Data section Start Marker
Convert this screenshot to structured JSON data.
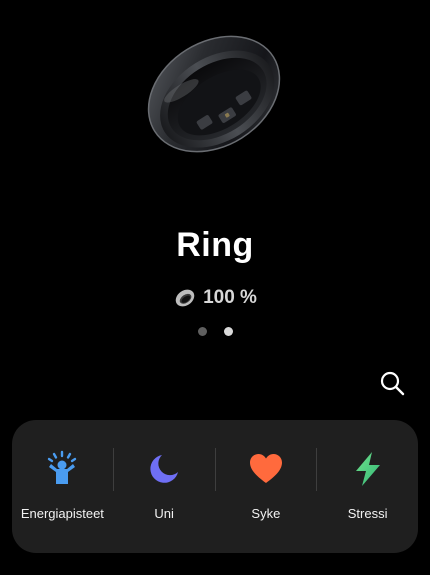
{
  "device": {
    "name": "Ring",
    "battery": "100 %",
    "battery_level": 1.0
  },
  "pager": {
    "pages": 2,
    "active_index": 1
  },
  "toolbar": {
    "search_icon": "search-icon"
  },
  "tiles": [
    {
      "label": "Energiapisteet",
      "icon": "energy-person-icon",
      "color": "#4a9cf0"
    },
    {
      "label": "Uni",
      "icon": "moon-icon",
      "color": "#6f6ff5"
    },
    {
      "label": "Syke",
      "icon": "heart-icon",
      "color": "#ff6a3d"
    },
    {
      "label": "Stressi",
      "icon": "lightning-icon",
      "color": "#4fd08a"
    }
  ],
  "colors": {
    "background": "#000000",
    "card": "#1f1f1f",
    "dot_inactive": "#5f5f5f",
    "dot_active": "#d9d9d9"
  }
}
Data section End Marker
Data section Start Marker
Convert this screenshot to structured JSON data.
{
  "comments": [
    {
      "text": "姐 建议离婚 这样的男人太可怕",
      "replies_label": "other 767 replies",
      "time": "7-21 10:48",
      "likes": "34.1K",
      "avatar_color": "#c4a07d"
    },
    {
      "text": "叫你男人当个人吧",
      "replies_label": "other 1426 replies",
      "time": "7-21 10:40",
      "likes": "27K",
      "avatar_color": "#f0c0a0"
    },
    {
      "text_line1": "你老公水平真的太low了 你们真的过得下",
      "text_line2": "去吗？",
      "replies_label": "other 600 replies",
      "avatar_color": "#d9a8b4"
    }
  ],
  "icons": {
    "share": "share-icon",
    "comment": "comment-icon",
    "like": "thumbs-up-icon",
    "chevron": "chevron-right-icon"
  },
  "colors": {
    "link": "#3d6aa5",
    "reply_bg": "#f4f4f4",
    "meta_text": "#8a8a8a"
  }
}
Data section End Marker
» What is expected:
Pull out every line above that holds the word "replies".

» Output for this exercise:
      "replies_label": "other 767 replies",
      "replies_label": "other 1426 replies",
      "replies_label": "other 600 replies",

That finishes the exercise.